Fiscal responsibility will not be a priority of the incoming 111th Congress, the Wall Street Journal editorializes today:
As Congress gears up to pass another spending “stimulus” bill, there’s one political silver lining: Democrats are being forced to abandon the pretense of fiscal conservatism known as “pay as you go” budgeting.
Late last week the leader of the House Blue Dog Coalition, Tennessee Democrat Jim Cooper, announced that with Barack Obama about to enter the White House, “I’m not sure the old rules are relevant anymore.” Why not? Because, Mr. Cooper said, “It would be unfair to the new President to put him in a budget straitjacket.”
Democrats ran on “paygo” in 2006, promising to offset any new spending increases or tax cuts with comparable tax increases or spending cuts. Once in charge on Capitol Hill they quickly made exceptions, waiving paygo no fewer than 12 times to accommodate some $398 billion in new deficit spending — not that the press corps bothered to notice. That didn’t stop Majority Leader Steny Hoyer from announcing in May that “We’re absolutely committed to paygo. Speaker [Nancy Pelosi] is committed to paygo. I’m very committed to paygo. Our caucus is committed to paygo.”
Yet now Mr. Cooper is delivering official last rites, as the Washington spending machinery powers up in earnest. Paygo was always a big con designed not to reduce spending but to stop tax cuts. It was invented to stop the GOP Congress and then a Republican President, but it is inconvenient when Democrats run the show.
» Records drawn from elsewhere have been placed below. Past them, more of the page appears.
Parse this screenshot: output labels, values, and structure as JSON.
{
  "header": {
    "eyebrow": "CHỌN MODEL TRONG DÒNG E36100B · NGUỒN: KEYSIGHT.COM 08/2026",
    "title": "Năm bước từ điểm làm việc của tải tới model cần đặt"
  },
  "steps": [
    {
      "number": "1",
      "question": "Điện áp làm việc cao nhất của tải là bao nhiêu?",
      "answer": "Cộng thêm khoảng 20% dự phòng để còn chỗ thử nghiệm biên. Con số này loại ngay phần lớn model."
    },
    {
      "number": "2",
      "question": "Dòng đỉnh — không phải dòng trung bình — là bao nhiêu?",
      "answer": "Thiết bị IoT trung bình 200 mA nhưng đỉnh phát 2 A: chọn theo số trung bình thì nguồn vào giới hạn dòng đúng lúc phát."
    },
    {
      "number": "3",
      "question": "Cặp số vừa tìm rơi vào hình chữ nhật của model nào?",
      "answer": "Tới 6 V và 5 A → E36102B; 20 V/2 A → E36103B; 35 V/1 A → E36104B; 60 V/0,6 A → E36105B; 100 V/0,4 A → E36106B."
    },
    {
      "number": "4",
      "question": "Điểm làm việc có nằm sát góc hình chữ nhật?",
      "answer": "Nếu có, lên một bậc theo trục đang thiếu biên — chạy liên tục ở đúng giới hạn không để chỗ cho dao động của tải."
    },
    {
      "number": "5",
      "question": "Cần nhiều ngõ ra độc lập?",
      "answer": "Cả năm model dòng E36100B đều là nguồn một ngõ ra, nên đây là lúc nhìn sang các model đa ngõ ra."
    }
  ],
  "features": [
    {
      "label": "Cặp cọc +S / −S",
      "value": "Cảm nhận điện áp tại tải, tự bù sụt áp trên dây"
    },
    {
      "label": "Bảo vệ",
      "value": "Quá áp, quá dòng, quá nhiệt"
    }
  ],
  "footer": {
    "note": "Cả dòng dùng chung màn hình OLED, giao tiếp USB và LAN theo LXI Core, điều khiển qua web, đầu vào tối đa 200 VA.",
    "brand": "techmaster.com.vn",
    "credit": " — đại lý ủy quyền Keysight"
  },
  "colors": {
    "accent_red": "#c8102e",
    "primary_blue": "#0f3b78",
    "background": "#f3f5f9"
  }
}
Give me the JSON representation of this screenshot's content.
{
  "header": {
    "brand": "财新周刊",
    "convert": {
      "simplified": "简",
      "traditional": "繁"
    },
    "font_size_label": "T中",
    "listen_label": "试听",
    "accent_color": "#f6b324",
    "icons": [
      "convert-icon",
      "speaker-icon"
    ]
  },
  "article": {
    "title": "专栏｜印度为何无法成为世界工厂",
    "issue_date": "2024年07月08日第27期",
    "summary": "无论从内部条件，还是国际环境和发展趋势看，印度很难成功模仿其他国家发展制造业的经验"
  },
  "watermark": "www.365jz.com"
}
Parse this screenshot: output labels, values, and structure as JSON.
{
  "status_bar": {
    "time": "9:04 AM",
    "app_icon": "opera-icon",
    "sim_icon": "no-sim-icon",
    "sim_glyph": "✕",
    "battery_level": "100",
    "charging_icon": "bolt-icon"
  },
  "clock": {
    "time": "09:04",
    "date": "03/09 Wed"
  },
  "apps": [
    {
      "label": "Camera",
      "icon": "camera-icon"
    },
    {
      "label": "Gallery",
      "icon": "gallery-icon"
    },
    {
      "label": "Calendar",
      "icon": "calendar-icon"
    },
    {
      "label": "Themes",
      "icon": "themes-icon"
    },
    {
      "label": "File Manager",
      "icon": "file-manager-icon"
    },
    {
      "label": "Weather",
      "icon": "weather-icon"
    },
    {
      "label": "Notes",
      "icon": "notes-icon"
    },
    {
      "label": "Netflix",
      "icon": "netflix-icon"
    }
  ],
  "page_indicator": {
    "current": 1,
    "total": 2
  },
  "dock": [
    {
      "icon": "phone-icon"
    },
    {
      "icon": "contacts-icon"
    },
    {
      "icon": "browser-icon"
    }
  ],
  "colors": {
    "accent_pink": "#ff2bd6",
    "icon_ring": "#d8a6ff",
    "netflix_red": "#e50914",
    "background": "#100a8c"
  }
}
With the recession available as an excuse for just about anything, get ready for the first $1 trillion federal budget deficit. And don’t expect any howling from the Blue Dogs.